Since fashion has been known as the second most abused sustainability violator, the industry has gone to great lengths to change the narrative. In fact, according to the United Nations Economic Commission for Europe, fashion production is known to account for 10% of the world’s carbon emissions, and it also affects dry waters and pollutes rivers and streams. And fast fashion is blamed for 85% of clothes that are put in the trash each year. Valentino is part of this discussion, paving the way for reducing CO2 emissions on their website with an innovative digital sustainability tool, made available by Karma Metrix.
Both companies are Italian, and through their collaboration they seek to determine the performance of Valentino Energy for their website pages. How can they do that? The first time they do this using a certain algorithm that quantifies the CO2 emissions released by valentino.com. According to the fashion house, “This now equals 2.56 grams per page view, and will allow the house to measure energy efficiency and implement measures aimed at reducing its environmental impact.”
“The facts show that the house, committed to creating new digital opportunities within the brand, is at the forefront of an eco-friendly transformation,” notes Ali Agostini. And one thing both companies are pushing for is that sustainability includes the digital realm, and they see it as important to tackle the long-standing problem of digital pollution that inevitably comes from the website.
Digital pollution (or internet pollution) is a term that most of us have never heard of. This simply means that our digital use of anything emits greenhouse gases, 4% in fact. There are two types of digital pollution: data centers, network infrastructure, and consumer equipment. Lockdowns during the pandemic have led to increased internet pollution. And in fashion, with brands turning to digital fashion shows for more than a year, digital pollution has expanded. To give an example from the International Energy Agency, watching an hour’s video stream on a platform like Netflix produces 36 grams of carbon dioxide emissions. Traveling from Heathrow to JFK is equivalent to using 1,300 kg of CO2.
“The carbon dioxide emissions associated with websites, due to the fossil fuels powering data centers and peripherals, combined with current inefficient methodologies – have reached such high levels that raising the impending awareness of digital sustainability. According to the Global Carbon Project, the web ranks in fact as being the fourth “country” in the world in terms of carbon dioxide emissions,” Aldar shares the observations.
We are pleased to collaborate with Aldar to raise awareness that the green transformation also includes more efficient development of websites focused on energy efficiency. As Karma Metrix, we are proud to promote positive change aimed at re-reducing CO2 emissions,” continues Agostini.

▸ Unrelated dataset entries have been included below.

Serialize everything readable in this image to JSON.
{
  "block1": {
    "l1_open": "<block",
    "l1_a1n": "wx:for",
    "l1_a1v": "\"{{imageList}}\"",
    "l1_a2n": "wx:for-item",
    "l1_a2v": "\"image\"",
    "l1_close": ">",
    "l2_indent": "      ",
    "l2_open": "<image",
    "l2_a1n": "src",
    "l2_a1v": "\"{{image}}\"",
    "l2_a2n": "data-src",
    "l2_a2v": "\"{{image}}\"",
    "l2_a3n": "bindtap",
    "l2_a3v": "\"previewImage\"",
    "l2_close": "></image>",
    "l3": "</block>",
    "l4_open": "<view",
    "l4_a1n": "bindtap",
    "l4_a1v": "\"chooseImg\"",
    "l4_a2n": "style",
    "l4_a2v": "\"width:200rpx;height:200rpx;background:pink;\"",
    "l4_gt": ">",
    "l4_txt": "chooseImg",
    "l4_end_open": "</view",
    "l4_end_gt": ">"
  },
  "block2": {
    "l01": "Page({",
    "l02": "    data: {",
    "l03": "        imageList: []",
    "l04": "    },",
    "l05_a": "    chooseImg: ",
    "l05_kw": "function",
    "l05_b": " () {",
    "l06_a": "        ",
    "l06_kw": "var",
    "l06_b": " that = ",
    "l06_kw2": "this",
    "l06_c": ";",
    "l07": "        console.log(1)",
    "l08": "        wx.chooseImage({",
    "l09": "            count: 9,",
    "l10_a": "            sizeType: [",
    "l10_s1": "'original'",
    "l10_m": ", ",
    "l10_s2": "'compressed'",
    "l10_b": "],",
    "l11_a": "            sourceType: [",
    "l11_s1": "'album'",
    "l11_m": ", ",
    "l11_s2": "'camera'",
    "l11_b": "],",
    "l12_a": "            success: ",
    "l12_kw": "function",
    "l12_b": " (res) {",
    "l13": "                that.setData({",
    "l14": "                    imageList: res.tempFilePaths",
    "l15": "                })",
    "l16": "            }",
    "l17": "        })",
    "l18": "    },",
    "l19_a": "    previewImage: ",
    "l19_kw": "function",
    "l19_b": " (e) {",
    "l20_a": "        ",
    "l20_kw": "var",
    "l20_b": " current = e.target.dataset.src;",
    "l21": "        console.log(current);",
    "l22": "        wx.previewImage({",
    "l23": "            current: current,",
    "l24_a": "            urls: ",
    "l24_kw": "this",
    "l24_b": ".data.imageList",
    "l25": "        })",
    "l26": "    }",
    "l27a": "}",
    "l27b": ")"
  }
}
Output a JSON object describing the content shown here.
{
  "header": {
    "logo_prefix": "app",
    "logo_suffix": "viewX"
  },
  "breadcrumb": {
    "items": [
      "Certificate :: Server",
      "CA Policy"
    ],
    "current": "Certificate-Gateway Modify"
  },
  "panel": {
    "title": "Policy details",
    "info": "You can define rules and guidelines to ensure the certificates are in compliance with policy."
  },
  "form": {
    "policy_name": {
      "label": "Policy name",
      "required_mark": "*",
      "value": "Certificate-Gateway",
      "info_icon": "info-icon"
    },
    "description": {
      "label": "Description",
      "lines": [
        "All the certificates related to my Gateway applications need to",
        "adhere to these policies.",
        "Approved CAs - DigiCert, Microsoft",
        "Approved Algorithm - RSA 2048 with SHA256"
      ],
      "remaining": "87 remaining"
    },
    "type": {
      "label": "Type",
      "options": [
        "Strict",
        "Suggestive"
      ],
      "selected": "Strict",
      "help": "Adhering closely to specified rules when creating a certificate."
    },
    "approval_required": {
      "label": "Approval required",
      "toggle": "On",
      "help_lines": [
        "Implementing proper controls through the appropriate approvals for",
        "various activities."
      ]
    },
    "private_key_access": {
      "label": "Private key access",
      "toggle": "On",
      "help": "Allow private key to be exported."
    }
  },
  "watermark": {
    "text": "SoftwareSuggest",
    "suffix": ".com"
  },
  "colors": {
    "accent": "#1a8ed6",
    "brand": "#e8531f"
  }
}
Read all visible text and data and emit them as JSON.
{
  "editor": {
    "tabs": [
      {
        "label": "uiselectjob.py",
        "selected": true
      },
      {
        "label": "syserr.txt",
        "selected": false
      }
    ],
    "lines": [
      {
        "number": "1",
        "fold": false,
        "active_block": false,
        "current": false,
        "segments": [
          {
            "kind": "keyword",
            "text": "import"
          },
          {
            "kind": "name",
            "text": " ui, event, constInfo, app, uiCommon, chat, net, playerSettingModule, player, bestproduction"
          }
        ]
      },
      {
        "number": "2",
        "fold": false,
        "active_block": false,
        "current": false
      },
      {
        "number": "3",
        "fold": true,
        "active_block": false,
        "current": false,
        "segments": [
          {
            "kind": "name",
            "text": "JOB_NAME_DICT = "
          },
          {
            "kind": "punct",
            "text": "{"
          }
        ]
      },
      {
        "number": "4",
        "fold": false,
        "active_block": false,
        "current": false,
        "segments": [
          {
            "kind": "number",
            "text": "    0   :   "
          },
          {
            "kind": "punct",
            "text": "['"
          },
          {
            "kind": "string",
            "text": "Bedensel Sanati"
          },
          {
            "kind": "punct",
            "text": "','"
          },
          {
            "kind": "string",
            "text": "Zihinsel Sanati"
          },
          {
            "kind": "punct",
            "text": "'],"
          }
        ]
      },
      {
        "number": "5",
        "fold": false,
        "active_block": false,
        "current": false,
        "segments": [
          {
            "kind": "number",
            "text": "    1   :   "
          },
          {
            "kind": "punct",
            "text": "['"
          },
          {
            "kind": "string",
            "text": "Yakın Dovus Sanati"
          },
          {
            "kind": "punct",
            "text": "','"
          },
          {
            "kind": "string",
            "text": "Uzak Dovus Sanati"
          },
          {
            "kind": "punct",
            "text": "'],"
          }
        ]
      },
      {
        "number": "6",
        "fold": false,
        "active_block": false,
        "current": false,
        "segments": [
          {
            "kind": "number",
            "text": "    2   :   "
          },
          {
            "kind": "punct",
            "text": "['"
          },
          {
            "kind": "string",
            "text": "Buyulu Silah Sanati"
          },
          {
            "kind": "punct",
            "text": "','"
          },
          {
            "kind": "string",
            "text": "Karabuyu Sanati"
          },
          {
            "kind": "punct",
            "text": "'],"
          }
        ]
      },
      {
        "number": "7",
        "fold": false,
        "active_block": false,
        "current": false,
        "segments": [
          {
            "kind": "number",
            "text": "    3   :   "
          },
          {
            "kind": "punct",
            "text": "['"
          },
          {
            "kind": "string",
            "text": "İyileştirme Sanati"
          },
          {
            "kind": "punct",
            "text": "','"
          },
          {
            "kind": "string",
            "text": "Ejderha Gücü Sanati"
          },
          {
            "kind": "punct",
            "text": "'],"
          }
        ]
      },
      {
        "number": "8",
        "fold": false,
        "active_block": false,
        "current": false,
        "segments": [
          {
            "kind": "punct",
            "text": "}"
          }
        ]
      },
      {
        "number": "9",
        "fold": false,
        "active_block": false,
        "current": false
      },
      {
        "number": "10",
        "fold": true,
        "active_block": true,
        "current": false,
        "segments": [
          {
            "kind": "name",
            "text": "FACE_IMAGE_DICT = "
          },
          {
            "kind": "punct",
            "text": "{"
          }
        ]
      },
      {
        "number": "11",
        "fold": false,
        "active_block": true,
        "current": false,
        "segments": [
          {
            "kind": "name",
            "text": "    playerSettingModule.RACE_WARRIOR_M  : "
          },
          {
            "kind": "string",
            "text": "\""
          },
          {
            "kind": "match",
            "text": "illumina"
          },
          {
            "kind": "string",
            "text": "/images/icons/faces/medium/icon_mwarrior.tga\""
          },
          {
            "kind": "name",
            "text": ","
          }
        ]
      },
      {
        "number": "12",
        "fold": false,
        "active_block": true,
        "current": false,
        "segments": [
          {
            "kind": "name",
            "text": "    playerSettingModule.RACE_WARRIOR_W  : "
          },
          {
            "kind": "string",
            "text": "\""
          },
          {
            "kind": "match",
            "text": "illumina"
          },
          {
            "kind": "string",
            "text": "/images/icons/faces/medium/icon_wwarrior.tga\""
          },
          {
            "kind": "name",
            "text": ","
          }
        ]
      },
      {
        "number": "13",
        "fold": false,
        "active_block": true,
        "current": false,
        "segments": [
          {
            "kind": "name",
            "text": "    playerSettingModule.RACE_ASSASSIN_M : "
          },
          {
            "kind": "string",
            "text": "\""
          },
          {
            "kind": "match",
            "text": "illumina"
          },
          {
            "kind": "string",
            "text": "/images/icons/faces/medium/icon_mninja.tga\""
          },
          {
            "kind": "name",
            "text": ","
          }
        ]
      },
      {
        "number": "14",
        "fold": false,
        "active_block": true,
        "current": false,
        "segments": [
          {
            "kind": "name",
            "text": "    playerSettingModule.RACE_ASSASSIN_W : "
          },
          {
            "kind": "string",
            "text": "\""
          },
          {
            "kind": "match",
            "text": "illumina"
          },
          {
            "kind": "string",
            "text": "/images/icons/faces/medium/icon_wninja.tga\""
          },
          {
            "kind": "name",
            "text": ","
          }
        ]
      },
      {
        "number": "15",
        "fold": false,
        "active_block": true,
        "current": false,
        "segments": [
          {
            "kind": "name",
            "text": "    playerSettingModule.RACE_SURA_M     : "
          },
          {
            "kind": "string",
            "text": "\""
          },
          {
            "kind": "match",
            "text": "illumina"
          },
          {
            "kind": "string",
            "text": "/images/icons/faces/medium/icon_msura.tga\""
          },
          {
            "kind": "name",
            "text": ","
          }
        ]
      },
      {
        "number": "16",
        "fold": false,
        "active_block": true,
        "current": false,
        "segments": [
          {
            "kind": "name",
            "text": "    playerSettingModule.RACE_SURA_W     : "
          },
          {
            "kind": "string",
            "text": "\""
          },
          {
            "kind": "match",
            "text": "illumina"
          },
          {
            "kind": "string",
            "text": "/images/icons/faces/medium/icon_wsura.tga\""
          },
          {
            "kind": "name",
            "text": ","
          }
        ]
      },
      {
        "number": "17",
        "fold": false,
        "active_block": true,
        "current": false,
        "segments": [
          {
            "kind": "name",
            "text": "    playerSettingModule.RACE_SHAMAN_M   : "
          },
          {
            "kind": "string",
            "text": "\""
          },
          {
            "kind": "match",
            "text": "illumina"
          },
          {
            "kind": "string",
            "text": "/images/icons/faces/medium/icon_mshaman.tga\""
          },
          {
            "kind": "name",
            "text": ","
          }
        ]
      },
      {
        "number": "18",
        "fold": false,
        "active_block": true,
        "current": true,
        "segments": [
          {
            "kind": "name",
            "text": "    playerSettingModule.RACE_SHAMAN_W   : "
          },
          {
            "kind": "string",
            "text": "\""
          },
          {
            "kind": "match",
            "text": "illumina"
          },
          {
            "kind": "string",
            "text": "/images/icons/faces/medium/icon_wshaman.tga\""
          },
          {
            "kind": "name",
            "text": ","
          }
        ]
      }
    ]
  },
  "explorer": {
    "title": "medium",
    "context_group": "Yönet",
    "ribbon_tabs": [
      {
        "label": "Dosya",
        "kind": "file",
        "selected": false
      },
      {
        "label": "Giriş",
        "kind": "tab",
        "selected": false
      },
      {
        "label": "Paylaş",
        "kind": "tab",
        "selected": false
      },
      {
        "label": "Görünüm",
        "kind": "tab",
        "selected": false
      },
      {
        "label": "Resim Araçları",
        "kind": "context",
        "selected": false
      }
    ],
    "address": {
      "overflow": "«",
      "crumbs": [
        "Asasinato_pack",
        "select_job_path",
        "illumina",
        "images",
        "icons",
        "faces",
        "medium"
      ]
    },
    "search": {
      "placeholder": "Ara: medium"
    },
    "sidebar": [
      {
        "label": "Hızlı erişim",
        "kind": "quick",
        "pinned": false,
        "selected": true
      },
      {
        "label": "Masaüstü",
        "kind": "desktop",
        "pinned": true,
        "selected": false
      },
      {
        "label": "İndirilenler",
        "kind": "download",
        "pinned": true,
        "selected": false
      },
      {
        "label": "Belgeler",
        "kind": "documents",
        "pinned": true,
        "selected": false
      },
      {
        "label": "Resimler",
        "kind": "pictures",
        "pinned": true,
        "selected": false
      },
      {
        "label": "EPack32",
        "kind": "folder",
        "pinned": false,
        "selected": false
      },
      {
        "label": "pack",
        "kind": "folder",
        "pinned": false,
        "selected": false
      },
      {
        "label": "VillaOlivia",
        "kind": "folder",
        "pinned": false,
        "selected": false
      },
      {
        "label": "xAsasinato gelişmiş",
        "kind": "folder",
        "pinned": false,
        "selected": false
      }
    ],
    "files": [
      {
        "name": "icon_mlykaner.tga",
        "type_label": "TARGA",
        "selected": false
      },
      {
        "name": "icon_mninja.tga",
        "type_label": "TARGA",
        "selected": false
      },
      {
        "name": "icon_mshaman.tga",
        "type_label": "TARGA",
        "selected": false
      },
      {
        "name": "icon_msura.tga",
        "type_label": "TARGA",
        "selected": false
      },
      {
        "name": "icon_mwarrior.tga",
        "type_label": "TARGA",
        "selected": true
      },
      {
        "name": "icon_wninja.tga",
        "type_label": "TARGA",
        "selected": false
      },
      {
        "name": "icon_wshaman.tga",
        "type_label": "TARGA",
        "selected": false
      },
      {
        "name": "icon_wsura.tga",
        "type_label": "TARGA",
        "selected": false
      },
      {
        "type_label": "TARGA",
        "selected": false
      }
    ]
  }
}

As fashion continues the conversations and undertakes initiatives such as the Valentino and Karma Metrix on internet pollution, the world will see more progress on issues as detailed as the sustainable web, which are part of the larger conversation around sustainability.